- In the ‘Learn Russian from English’ course, ‘the’ is never translated with «этот» (it can be translated by word order and other means, though). So, ‘the’ is not translated directly, and ‘this’ is «этот».
- In ‘Learn English from Russian’, ‘the’ is always translated with «этот». So, ‘the’ and ‘this’ are translated in the same way.
Does the Russian - English course use the words 'the' and 'this' correctly from a Russian point of view?
I don’t think there is a ‘Russian point of view’ on how to translate articles. Articles are absent from the Russian point of view.
Exactly, so different teams used different approaches to translating articles. You might find that French for Russians might use a different approach than English for Russians. And now when we are developing the new English tree for Russians we're not translating the as этот any longer. But that required a significant change to the tree structure and a set of completely new sentences. I cannot reuse almost anything from the old course.
And just a clarification, "the" is not always translated as "этот", only where it would make sense. We do not translate The President of Russia as Этот президент России. We will leave it as Президент России.
And another clarification :)))
Though you are absolutely right in general about the rules in Russian for English, the problem is that some sentences from the reverse course end up in it. In such cases, "the" might be translated, adding to the confusion.

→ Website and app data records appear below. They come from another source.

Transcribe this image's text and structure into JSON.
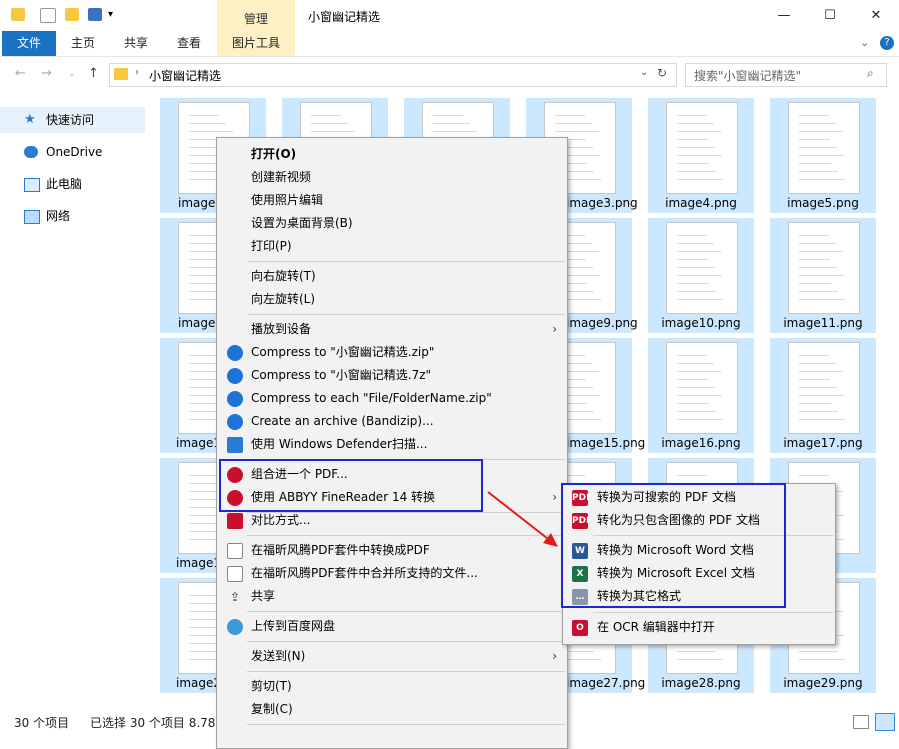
{
  "window": {
    "title": "小窗幽记精选",
    "manage_tab": "管理"
  },
  "ribbon": {
    "tabs": [
      "文件",
      "主页",
      "共享",
      "查看",
      "图片工具"
    ]
  },
  "address": {
    "crumb": "小窗幽记精选",
    "search_placeholder": "搜索\"小窗幽记精选\""
  },
  "nav": {
    "items": [
      "快速访问",
      "OneDrive",
      "此电脑",
      "网络"
    ]
  },
  "files": [
    "image",
    "",
    "image3.png",
    "image4.png",
    "image5.png",
    "image",
    "",
    "image9.png",
    "image10.png",
    "image11.png",
    "image1",
    "",
    "image15.png",
    "image16.png",
    "image17.png",
    "image1",
    "",
    "",
    "image",
    "image",
    "image2",
    "",
    "image27.png",
    "image28.png",
    "image29.png"
  ],
  "status": {
    "count": "30 个项目",
    "selected": "已选择 30 个项目  8.78"
  },
  "context_menu": {
    "items": [
      "打开(O)",
      "创建新视频",
      "使用照片编辑",
      "设置为桌面背景(B)",
      "打印(P)",
      "向右旋转(T)",
      "向左旋转(L)",
      "播放到设备",
      "Compress to \"小窗幽记精选.zip\"",
      "Compress to \"小窗幽记精选.7z\"",
      "Compress to each \"File/FolderName.zip\"",
      "Create an archive (Bandizip)...",
      "使用 Windows Defender扫描...",
      "组合进一个 PDF...",
      "使用 ABBYY FineReader 14 转换",
      "对比方式...",
      "在福昕风腾PDF套件中转换成PDF",
      "在福昕风腾PDF套件中合并所支持的文件...",
      "共享",
      "上传到百度网盘",
      "发送到(N)",
      "剪切(T)",
      "复制(C)"
    ]
  },
  "submenu": {
    "items": [
      "转换为可搜索的 PDF 文档",
      "转化为只包含图像的 PDF 文档",
      "转换为 Microsoft Word 文档",
      "转换为 Microsoft Excel 文档",
      "转换为其它格式",
      "在 OCR 编辑器中打开"
    ]
  },
  "colors": {
    "accent": "#1a73c2",
    "selection": "#cce8ff",
    "highlight_box": "#1d28d0",
    "arrow": "#e11b1b"
  }
}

Can somebody please explain me the difference between the exact meaning of ничего and ничего нет?
I've started to lose track with regards to the order of words. It makes no sense to me. Any points and tips will be much appreciated.
Second question in a row where "by" is not accepted as a translation of "возле". Hmph!

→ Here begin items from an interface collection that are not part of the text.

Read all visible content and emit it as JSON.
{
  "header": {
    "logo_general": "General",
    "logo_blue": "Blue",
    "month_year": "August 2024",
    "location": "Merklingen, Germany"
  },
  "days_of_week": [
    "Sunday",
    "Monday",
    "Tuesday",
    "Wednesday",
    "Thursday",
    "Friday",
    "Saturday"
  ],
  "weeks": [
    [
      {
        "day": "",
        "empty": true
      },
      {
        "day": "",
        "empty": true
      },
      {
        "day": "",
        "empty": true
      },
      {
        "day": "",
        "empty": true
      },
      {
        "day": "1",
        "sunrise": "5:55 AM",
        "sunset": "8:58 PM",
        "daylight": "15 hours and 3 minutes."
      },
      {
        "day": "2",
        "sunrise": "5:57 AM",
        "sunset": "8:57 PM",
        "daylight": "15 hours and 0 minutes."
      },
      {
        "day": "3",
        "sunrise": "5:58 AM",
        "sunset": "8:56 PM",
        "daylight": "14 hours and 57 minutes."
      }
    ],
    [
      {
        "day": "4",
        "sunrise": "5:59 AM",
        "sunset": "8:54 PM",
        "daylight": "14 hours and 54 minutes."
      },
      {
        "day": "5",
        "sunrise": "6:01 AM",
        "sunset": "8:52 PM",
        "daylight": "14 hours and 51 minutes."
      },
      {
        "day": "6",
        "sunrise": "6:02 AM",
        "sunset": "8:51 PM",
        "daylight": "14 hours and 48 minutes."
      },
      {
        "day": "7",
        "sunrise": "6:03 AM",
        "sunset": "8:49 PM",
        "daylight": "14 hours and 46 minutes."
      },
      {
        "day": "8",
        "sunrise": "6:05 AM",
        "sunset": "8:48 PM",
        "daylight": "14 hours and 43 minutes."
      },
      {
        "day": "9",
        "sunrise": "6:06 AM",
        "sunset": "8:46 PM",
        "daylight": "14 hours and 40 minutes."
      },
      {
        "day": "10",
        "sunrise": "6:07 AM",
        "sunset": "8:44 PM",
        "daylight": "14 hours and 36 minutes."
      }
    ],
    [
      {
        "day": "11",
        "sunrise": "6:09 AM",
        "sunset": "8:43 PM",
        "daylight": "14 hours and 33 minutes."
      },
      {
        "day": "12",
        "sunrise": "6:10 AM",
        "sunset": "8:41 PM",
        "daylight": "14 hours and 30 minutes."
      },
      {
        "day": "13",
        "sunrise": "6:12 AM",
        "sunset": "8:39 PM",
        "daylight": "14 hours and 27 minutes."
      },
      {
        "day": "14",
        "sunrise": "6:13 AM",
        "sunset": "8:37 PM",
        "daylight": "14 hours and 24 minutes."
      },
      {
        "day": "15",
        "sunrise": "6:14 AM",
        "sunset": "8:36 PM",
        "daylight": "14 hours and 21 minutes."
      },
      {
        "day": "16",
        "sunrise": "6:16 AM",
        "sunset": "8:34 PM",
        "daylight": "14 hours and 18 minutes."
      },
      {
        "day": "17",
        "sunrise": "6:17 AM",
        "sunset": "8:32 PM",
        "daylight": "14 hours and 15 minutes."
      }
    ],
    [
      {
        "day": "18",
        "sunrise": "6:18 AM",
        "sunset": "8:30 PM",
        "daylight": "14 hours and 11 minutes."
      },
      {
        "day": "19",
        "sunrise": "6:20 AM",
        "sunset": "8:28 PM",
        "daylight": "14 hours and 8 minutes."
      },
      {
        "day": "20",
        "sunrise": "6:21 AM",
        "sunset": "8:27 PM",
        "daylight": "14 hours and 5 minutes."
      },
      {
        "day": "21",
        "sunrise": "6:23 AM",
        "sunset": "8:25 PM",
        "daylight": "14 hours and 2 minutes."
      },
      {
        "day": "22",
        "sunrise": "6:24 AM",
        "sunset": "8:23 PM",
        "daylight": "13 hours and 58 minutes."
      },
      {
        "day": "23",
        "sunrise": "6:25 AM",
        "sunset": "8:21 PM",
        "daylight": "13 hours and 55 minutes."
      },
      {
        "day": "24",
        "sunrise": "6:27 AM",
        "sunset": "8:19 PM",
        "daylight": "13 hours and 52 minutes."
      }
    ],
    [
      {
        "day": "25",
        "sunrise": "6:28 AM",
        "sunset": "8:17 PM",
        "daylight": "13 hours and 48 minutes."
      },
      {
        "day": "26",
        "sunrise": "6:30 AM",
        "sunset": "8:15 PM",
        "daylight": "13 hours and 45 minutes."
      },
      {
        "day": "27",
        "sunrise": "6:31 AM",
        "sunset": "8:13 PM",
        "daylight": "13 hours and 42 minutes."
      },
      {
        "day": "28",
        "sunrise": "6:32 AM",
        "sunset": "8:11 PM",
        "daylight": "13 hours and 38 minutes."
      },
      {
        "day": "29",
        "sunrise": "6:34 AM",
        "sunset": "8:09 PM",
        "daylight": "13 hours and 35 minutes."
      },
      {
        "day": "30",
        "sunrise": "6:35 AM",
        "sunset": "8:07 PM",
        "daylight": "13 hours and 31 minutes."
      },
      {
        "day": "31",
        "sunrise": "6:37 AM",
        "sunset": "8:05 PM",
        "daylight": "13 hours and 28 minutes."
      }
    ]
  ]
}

This is a very useful statement to have in our arsenals. Maybe in a bit we'll learn how to say there's a STONE near the apple. Then we'll really be set for a conversation with a Muscovite. As we ride into town on our horses with our guitars and motors.